The hero of John Updike’s first novel, published when the author was twenty-six, is ninety-four-year-old John Hook, a dying man who yet refuses to be dominated. His world is a poorhouse—a county home for the aged and infirm—overseen by Stephen Conner, a righteous young man who considers it his duty to know what is best for others. The action of the novel unfolds over a single summer’s day, the day of the poorhouse’s annual fair, a day of escalating tensions between Conner and the rebellious Hook. Its climax is a contest between progress and tradition, benevolence and pride, reason and faith.
John Updike was born in Shillington, Pennsylvania, in 1932. He graduated from Harvard College in 1954 and spent a year in Oxford, England, at the Ruskin School of Drawing and Fine Art. From 1955 to 1957 he was a member of the staff of The New Yorker. His novels have won the Pulitzer Prize, the National Book Award, the National Book Critics Circle Award, the Rosenthal Foundation Award, and the William Dean Howells Medal. In 2007 he received the Gold Medal for Fiction from the American Academy of Arts and Letters. John Updike died in January 2009.
“A first novel of rare precision and real merit . . . a rich poorhouse indeed.”—Newsweek
“Turning on a narrow plot of ground, it achieves the rarity of bounded, native truth, and comes forth as microcosm.”—Commonweal

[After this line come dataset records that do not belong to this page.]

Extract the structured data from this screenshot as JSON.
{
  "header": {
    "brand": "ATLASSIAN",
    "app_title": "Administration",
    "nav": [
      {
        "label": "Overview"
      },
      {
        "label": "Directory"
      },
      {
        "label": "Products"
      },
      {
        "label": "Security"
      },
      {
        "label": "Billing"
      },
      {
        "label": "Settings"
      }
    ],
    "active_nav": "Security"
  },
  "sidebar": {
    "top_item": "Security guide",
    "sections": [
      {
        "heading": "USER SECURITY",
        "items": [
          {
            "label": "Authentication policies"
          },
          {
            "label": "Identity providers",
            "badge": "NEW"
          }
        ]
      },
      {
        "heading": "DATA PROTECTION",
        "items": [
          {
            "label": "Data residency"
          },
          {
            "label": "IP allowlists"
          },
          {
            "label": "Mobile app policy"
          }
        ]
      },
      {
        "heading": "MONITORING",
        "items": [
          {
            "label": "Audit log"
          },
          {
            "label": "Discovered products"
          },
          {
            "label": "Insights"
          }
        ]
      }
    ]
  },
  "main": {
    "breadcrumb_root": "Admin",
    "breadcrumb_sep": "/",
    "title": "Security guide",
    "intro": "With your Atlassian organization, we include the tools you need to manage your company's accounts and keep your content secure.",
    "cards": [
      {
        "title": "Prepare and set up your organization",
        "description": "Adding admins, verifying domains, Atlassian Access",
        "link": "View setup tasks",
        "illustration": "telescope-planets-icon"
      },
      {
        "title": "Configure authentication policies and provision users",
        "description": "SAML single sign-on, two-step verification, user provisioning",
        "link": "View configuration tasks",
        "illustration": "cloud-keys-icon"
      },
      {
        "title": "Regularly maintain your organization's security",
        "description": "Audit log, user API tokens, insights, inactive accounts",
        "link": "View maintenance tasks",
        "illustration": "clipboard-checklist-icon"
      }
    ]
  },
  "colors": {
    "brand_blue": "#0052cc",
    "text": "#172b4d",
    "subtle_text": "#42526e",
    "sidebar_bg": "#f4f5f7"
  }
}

“Brilliant . . . Here is the conflict of real ideas; of real personalities; here is a work of intellectual imagination and great charity. The Poorhouse Fair is a work of art.”—The New York Times Book Review